## TASK
Lines in which "admin" appears should be pulled from the data below.

## Dataset entries
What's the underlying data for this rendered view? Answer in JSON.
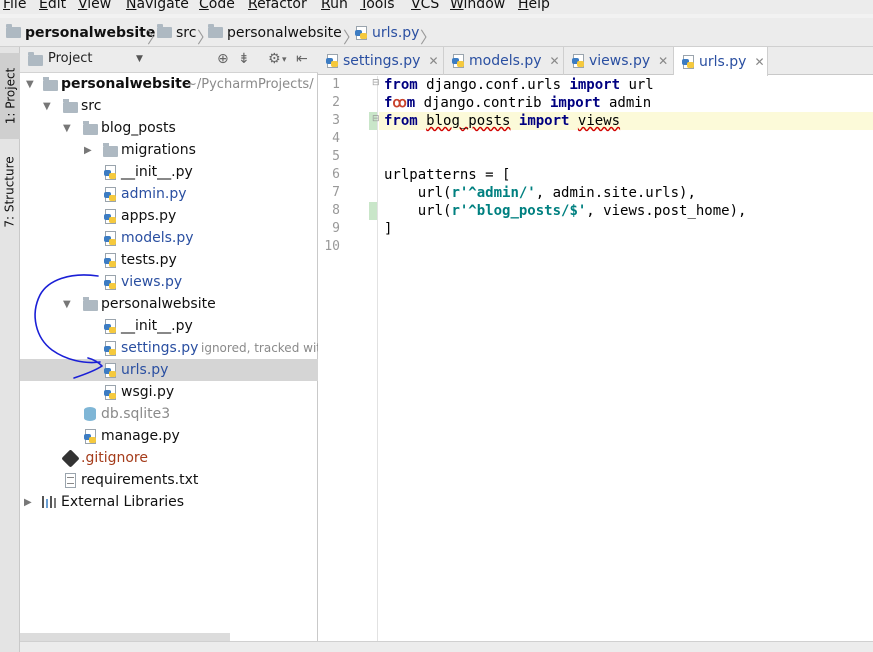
{
  "menu": [
    {
      "label": "File",
      "underline": "F",
      "rest": "ile"
    },
    {
      "label": "Edit",
      "underline": "E",
      "rest": "dit"
    },
    {
      "label": "View",
      "underline": "V",
      "rest": "iew"
    },
    {
      "label": "Navigate",
      "underline": "N",
      "rest": "avigate"
    },
    {
      "label": "Code",
      "underline": "C",
      "rest": "ode"
    },
    {
      "label": "Refactor",
      "underline": "R",
      "rest": "efactor"
    },
    {
      "label": "Run",
      "underline": "R",
      "rest": "un"
    },
    {
      "label": "Tools",
      "underline": "T",
      "rest": "ools"
    },
    {
      "label": "VCS",
      "underline": "V",
      "rest": "CS"
    },
    {
      "label": "Window",
      "underline": "W",
      "rest": "indow"
    },
    {
      "label": "Help",
      "underline": "H",
      "rest": "elp"
    }
  ],
  "breadcrumb": [
    "personalwebsite",
    "src",
    "personalwebsite",
    "urls.py"
  ],
  "tool_tabs": {
    "project": "1: Project",
    "structure": "7: Structure"
  },
  "project_panel": {
    "title": "Project",
    "tree": [
      {
        "label": "personalwebsite",
        "hint": "~/PycharmProjects/"
      },
      {
        "label": "src"
      },
      {
        "label": "blog_posts"
      },
      {
        "label": "migrations"
      },
      {
        "label": "__init__.py"
      },
      {
        "label": "admin.py"
      },
      {
        "label": "apps.py"
      },
      {
        "label": "models.py"
      },
      {
        "label": "tests.py"
      },
      {
        "label": "views.py"
      },
      {
        "label": "personalwebsite"
      },
      {
        "label": "__init__.py"
      },
      {
        "label": "settings.py",
        "hint": "ignored, tracked wit"
      },
      {
        "label": "urls.py"
      },
      {
        "label": "wsgi.py"
      },
      {
        "label": "db.sqlite3"
      },
      {
        "label": "manage.py"
      },
      {
        "label": ".gitignore"
      },
      {
        "label": "requirements.txt"
      },
      {
        "label": "External Libraries"
      }
    ]
  },
  "editor": {
    "tabs": [
      "settings.py",
      "models.py",
      "views.py",
      "urls.py"
    ],
    "active_tab": "urls.py",
    "line_numbers": [
      "1",
      "2",
      "3",
      "4",
      "5",
      "6",
      "7",
      "8",
      "9",
      "10"
    ],
    "code": {
      "l1": {
        "kw1": "from",
        "t1": " django.conf.urls ",
        "kw2": "import",
        "t2": " url"
      },
      "l2": {
        "k1a": "f",
        "bulb": "ꝏ",
        "k1b": "m",
        "t1": " django.contrib ",
        "kw2": "import",
        "t2": " admin"
      },
      "l3": {
        "kw1": "from",
        "sp": " ",
        "mod": "blog_posts",
        "sp2": " ",
        "kw2": "import",
        "sp3": " ",
        "name": "views"
      },
      "l6": "urlpatterns = [",
      "l7": {
        "t1": "    url(",
        "str": "r'^admin/'",
        "t2": ", admin.site.urls),"
      },
      "l8": {
        "t1": "    url(",
        "str": "r'^blog_posts/$'",
        "t2": ", views.post_home),"
      },
      "l9": "]"
    }
  },
  "colors": {
    "annotation": "#1a1fd6",
    "selected_row": "#d5d5d5",
    "current_line": "#fcfad9"
  }
}
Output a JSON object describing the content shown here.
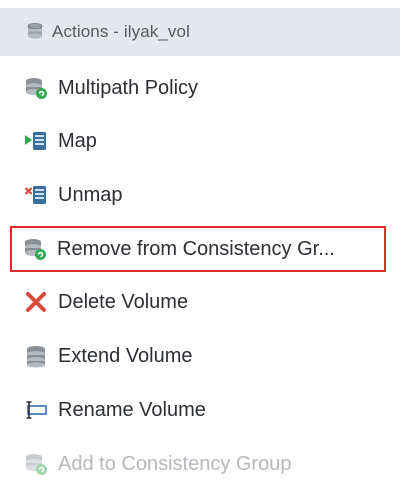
{
  "menu": {
    "header": {
      "title": "Actions - ilyak_vol",
      "icon": "volume-stack-icon"
    },
    "items": [
      {
        "label": "Multipath Policy",
        "icon": "multipath-policy-icon",
        "enabled": true,
        "highlighted": false
      },
      {
        "label": "Map",
        "icon": "map-icon",
        "enabled": true,
        "highlighted": false
      },
      {
        "label": "Unmap",
        "icon": "unmap-icon",
        "enabled": true,
        "highlighted": false
      },
      {
        "label": "Remove from Consistency Gr...",
        "icon": "consistency-group-icon",
        "enabled": true,
        "highlighted": true
      },
      {
        "label": "Delete Volume",
        "icon": "delete-x-icon",
        "enabled": true,
        "highlighted": false
      },
      {
        "label": "Extend Volume",
        "icon": "extend-volume-icon",
        "enabled": true,
        "highlighted": false
      },
      {
        "label": "Rename Volume",
        "icon": "rename-icon",
        "enabled": true,
        "highlighted": false
      },
      {
        "label": "Add to Consistency Group",
        "icon": "consistency-group-icon",
        "enabled": false,
        "highlighted": false
      }
    ]
  },
  "colors": {
    "header_bg": "#e4e8ee",
    "highlight_border": "#e02b2b",
    "disabled_text": "#b5b9bd",
    "icon_green": "#2fa84f",
    "icon_gray": "#8a9096",
    "icon_red": "#d94a3a",
    "icon_blue": "#2f6fb3"
  }
}
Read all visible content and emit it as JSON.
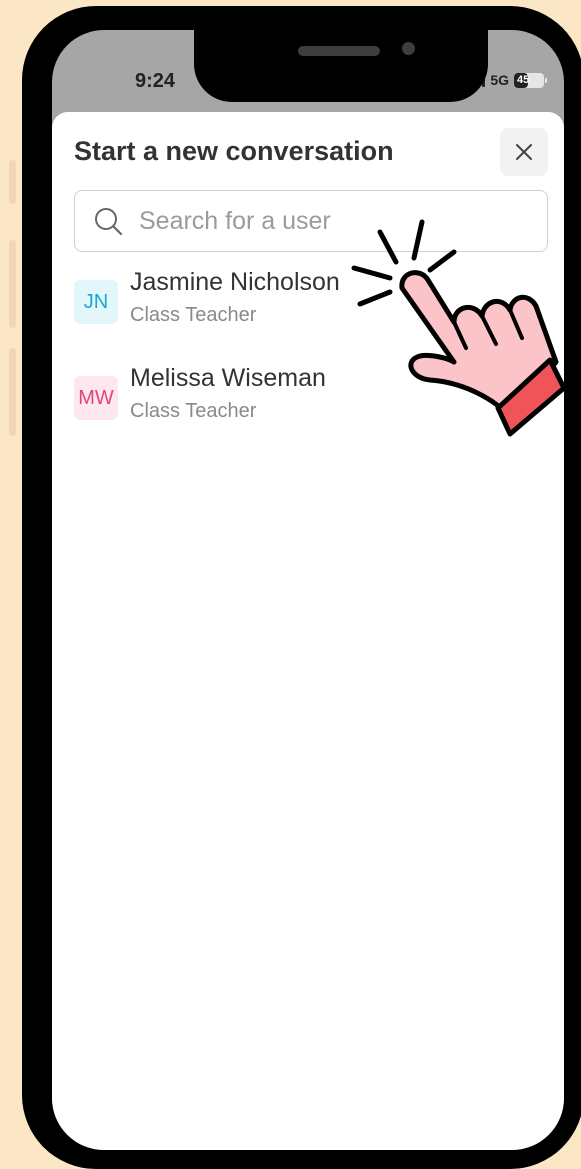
{
  "status_bar": {
    "time": "9:24",
    "network": "5G",
    "battery": "45",
    "battery_level": 0.45
  },
  "dialog": {
    "title": "Start a new conversation",
    "close_icon": "close-icon"
  },
  "search": {
    "placeholder": "Search for a user",
    "value": "",
    "icon": "search-icon"
  },
  "users": [
    {
      "initials": "JN",
      "name": "Jasmine Nicholson",
      "role": "Class Teacher",
      "avatar_bg": "#e3f6fb",
      "avatar_fg": "#1aa6cf"
    },
    {
      "initials": "MW",
      "name": "Melissa Wiseman",
      "role": "Class Teacher",
      "avatar_bg": "#fde8ef",
      "avatar_fg": "#e0457b"
    }
  ],
  "colors": {
    "background": "#fbe7c6",
    "phone_frame": "#000000",
    "hand_fill": "#fbc4c8",
    "cuff": "#f05459"
  },
  "overlay": {
    "icon": "pointing-hand-icon"
  }
}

## THE COMPLETED TASK
        "label": "admin.py"
        "t2": " admin"
        "str": "r'^admin/'",
        "t2": ", admin.site.urls),"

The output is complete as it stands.